Exercise description: Copy, from the entries below, each line in which the string "label" appears.

Entries from a dataset of interfaces

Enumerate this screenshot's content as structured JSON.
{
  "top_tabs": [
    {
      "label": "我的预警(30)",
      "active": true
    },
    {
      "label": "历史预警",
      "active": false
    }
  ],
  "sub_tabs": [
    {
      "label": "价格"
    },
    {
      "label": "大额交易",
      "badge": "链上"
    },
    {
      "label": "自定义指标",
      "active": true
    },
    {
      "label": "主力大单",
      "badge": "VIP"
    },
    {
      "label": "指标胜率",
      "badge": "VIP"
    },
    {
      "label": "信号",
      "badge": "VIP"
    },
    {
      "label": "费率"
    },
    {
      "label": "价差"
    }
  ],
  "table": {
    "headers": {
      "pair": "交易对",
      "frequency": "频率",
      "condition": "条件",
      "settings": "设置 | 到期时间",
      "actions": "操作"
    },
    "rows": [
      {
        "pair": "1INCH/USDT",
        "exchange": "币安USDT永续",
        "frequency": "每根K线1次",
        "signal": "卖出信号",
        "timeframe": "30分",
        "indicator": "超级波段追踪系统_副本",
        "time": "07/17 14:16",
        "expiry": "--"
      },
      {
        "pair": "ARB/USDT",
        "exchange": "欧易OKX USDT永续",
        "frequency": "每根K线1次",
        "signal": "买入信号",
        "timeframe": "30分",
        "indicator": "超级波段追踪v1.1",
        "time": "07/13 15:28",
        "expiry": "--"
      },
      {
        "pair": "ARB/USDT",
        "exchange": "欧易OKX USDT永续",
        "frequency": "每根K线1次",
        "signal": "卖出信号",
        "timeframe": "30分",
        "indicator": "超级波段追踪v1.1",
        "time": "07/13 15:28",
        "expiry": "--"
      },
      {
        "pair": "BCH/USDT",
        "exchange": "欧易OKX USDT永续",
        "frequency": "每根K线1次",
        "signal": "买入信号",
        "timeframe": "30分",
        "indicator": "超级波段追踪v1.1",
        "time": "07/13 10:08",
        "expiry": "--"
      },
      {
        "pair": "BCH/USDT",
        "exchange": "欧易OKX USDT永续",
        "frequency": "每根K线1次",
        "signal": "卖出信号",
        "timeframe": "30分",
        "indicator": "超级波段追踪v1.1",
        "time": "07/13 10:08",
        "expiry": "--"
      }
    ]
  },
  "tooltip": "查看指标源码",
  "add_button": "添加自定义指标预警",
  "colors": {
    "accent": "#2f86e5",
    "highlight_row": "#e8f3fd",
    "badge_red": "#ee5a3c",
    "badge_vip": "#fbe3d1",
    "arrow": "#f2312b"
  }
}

Problem solution:
      "label": "我的预警(30)",
      "label": "历史预警",
      "label": "价格"
      "label": "大额交易",
      "label": "自定义指标",
      "label": "主力大单",
      "label": "指标胜率",
      "label": "信号",
      "label": "费率"
      "label": "价差"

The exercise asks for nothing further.